§ **Aim of the task**:
For each line of the data below that contains "Settings", return that line.

(Dataset entries)

────────────────────────────────────────

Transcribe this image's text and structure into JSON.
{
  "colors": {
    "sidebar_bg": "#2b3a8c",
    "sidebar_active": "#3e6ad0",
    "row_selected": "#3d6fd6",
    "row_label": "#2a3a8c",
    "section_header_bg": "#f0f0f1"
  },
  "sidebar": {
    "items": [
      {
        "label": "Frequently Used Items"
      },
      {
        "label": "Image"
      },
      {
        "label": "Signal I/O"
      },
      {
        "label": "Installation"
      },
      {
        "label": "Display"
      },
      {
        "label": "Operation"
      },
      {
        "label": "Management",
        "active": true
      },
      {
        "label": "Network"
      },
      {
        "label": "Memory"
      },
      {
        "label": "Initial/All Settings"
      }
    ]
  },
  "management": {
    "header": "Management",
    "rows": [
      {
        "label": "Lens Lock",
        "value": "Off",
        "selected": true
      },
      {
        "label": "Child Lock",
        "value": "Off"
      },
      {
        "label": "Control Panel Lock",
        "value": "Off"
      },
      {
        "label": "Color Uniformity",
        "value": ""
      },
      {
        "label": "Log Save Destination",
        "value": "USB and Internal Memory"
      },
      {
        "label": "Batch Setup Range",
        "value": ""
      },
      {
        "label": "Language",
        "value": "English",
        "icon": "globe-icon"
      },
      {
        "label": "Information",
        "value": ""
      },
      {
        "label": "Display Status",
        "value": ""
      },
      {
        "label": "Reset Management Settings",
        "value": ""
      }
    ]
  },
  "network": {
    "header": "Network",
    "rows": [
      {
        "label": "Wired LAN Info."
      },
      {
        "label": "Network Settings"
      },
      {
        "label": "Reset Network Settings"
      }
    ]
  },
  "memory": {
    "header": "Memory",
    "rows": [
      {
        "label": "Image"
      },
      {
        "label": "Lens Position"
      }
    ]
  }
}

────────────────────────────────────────

§ **Written solution**:
        "label": "Initial/All Settings"
        "label": "Reset Management Settings",
        "label": "Network Settings"
        "label": "Reset Network Settings"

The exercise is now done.